This special remote type stores file contents in a bup repository. By using git-annex in the front-end, and bup as a remote, you get an easy git-style interface to large files, and easy backups of the file contents using git.
This is particularly well suited to collaboration on projects involving large files, since both the git-annex and bup repositories can be accessed like any other git repository.
See using bup for usage examples.
Each individual key is stored in a bup remote using
bup split, with
a git branch named the same as the key name. Content is retrieved from
bup join. All other bup operations are up to you -- consider
bup fsck --generate in a cron job to generate recovery blocks,
for example; or clone bup's git repository to further back it up.
These parameters can be passed to
git annex initremote to configure bup:
buprepo- Required. This is passed to
--remoteto use to store data. To create the repository,
bup initwill be run. Example: "buprepo=example.com:/big/mybup" or "buprepo=/big/mybup" (To use the default
~/.buprepository on the local host, specify "buprepo=")
encryption- One of "none", "hybrid", "shared", or "pubkey". See encryption. Note that using encryption will prevent de-duplication of content stored in the buprepo.
keyid- Specifies the gpg key to use for encryption.
Options to pass to
bup split when sending content to bup can also
be specified, by using
git config annex.bup-split-options. This
can be used to, for example, limit its bandwidth.

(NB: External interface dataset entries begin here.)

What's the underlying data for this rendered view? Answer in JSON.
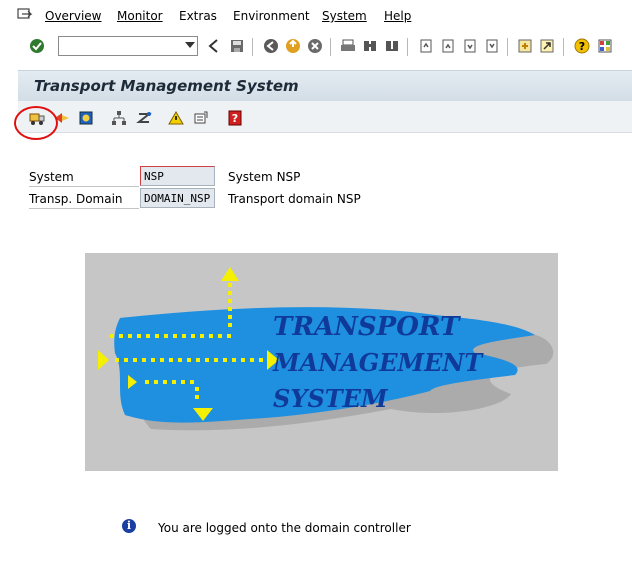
{
  "menubar": {
    "items": [
      "Overview",
      "Monitor",
      "Extras",
      "Environment",
      "System",
      "Help"
    ]
  },
  "title": "Transport Management System",
  "fields": [
    {
      "label": "System",
      "value": "NSP",
      "description": "System NSP"
    },
    {
      "label": "Transp. Domain",
      "value": "DOMAIN_NSP",
      "description": "Transport domain NSP"
    }
  ],
  "logo": {
    "line1": "TRANSPORT",
    "line2": "MANAGEMENT",
    "line3": "SYSTEM"
  },
  "status": {
    "message": "You are logged onto the domain controller",
    "icon": "info-icon"
  },
  "colors": {
    "accent_blue": "#1f8fe0",
    "arrow_yellow": "#f5f000",
    "highlight": "#e01010"
  }
}
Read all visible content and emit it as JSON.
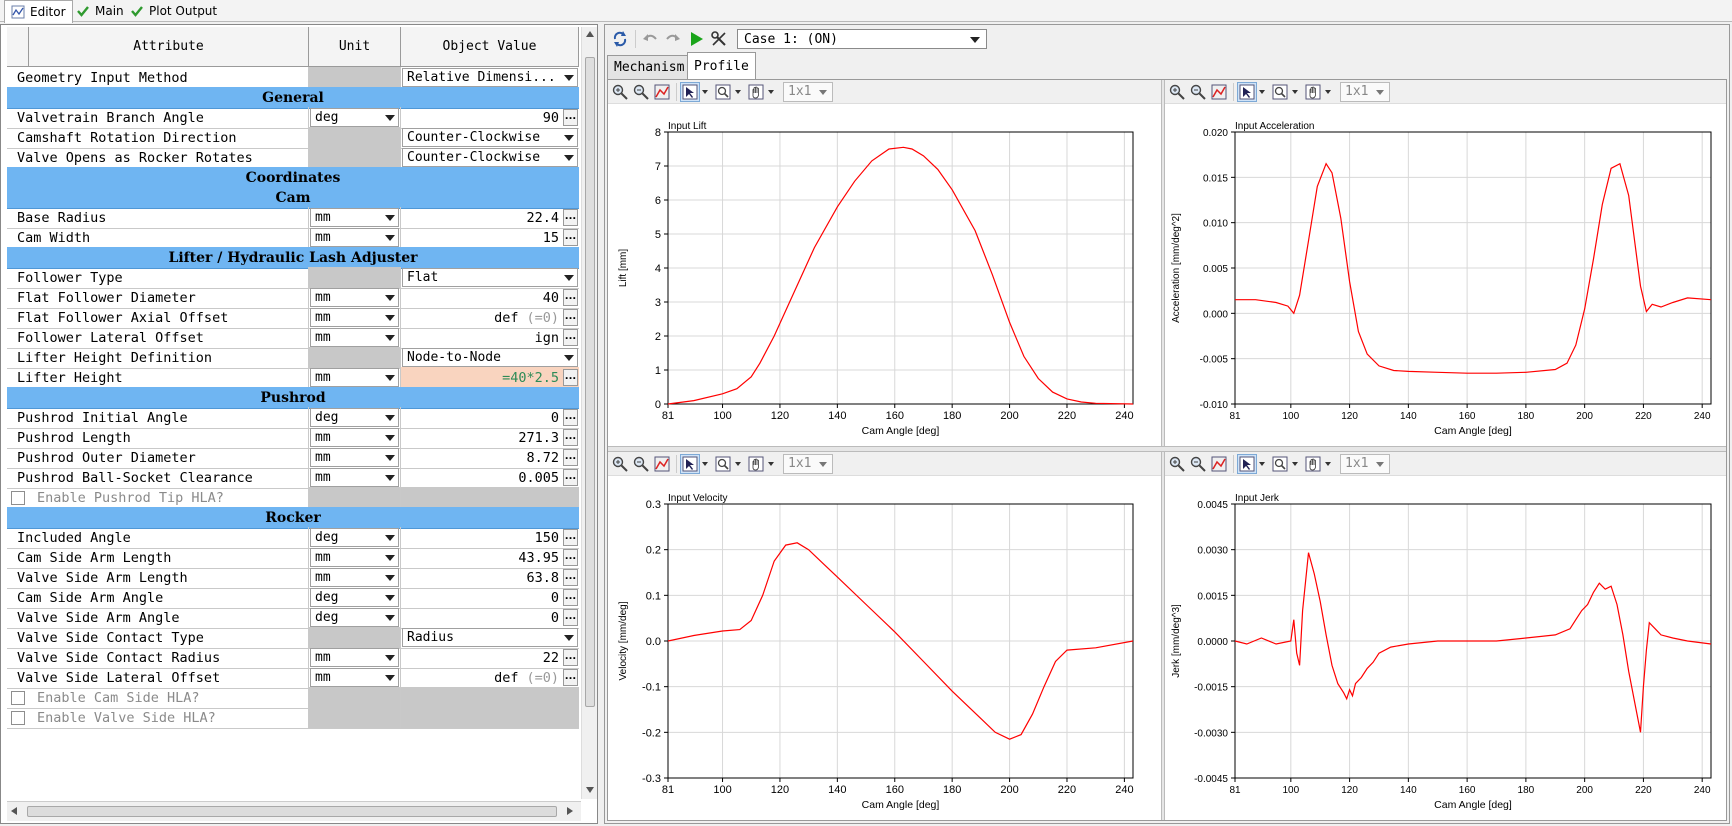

git-annex-shell does not support bup, due to the wacky way that bup starts its server. So, to use bup, you need full shell access to the server.